Start of DATASET RECORDS

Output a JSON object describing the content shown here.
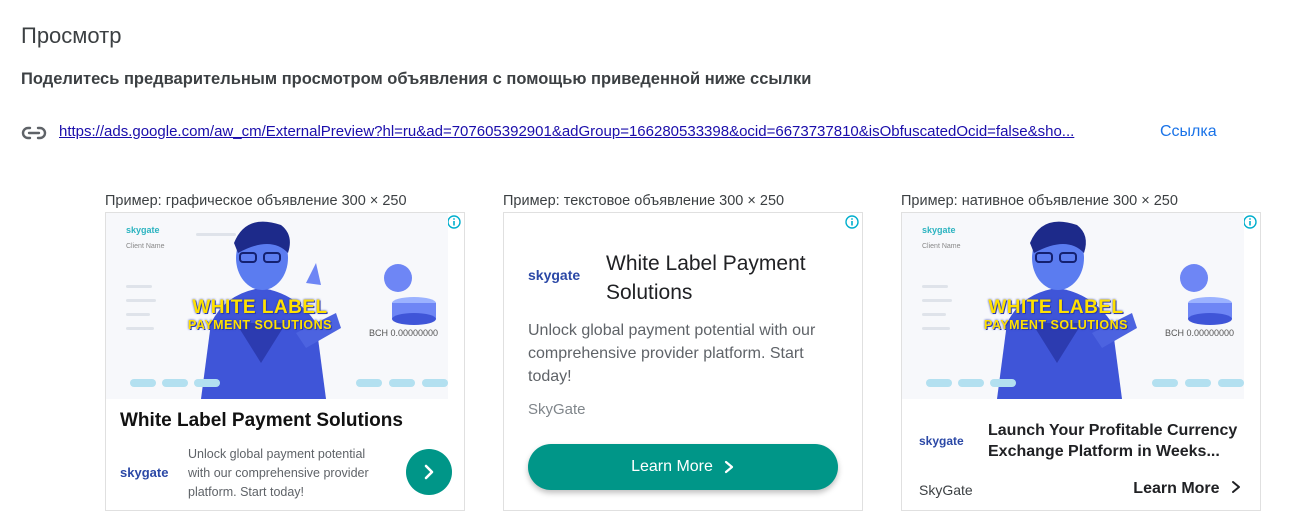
{
  "header": {
    "title": "Просмотр",
    "subtitle": "Поделитесь предварительным просмотром объявления с помощью приведенной ниже ссылки"
  },
  "share": {
    "url": "https://ads.google.com/aw_cm/ExternalPreview?hl=ru&ad=707605392901&adGroup=166280533398&ocid=6673737810&isObfuscatedOcid=false&sho...",
    "link_label": "Ссылка",
    "icon": "link-icon"
  },
  "ads": [
    {
      "caption": "Пример: графическое объявление 300 × 250",
      "image_banner_line1": "WHITE LABEL",
      "image_banner_line2": "PAYMENT SOLUTIONS",
      "image_mock_brand": "skygate",
      "image_mock_field": "Client Name",
      "image_mock_balance": "BCH 0.00000000",
      "title": "White Label Payment Solutions",
      "logo": "skygate",
      "description": "Unlock global payment potential with our comprehensive provider platform. Start today!",
      "cta_icon": "chevron-right-icon"
    },
    {
      "caption": "Пример: текстовое объявление 300 × 250",
      "logo": "skygate",
      "title": "White Label Payment Solutions",
      "description": "Unlock global payment potential with our comprehensive provider platform. Start today!",
      "brand": "SkyGate",
      "cta": "Learn More"
    },
    {
      "caption": "Пример: нативное объявление 300 × 250",
      "image_banner_line1": "WHITE LABEL",
      "image_banner_line2": "PAYMENT SOLUTIONS",
      "image_mock_brand": "skygate",
      "image_mock_field": "Client Name",
      "image_mock_balance": "BCH 0.00000000",
      "logo": "skygate",
      "title": "Launch Your Profitable Currency Exchange Platform in Weeks...",
      "brand": "SkyGate",
      "cta": "Learn More"
    }
  ],
  "colors": {
    "accent_teal": "#009688",
    "link_blue": "#1a0dab",
    "action_blue": "#1a73e8",
    "logo_blue": "#2b48a6"
  }
}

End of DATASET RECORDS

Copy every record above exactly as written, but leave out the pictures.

ANSWER TO THIS TASK ::
Output a JSON object describing the content shown here.
{
  "header": {
    "title": "Просмотр",
    "subtitle": "Поделитесь предварительным просмотром объявления с помощью приведенной ниже ссылки"
  },
  "share": {
    "url": "https://ads.google.com/aw_cm/ExternalPreview?hl=ru&ad=707605392901&adGroup=166280533398&ocid=6673737810&isObfuscatedOcid=false&sho...",
    "link_label": "Ссылка",
    "icon": "link-icon"
  },
  "ads": [
    {
      "caption": "Пример: графическое объявление 300 × 250",
      "image_banner_line1": "WHITE LABEL",
      "image_banner_line2": "PAYMENT SOLUTIONS",
      "image_mock_brand": "skygate",
      "image_mock_field": "Client Name",
      "image_mock_balance": "BCH 0.00000000",
      "title": "White Label Payment Solutions",
      "logo": "skygate",
      "description": "Unlock global payment potential with our comprehensive provider platform. Start today!",
      "cta_icon": "chevron-right-icon"
    },
    {
      "caption": "Пример: текстовое объявление 300 × 250",
      "logo": "skygate",
      "title": "White Label Payment Solutions",
      "description": "Unlock global payment potential with our comprehensive provider platform. Start today!",
      "brand": "SkyGate",
      "cta": "Learn More"
    },
    {
      "caption": "Пример: нативное объявление 300 × 250",
      "image_banner_line1": "WHITE LABEL",
      "image_banner_line2": "PAYMENT SOLUTIONS",
      "image_mock_brand": "skygate",
      "image_mock_field": "Client Name",
      "image_mock_balance": "BCH 0.00000000",
      "logo": "skygate",
      "title": "Launch Your Profitable Currency Exchange Platform in Weeks...",
      "brand": "SkyGate",
      "cta": "Learn More"
    }
  ],
  "colors": {
    "accent_teal": "#009688",
    "link_blue": "#1a0dab",
    "action_blue": "#1a73e8",
    "logo_blue": "#2b48a6"
  }
}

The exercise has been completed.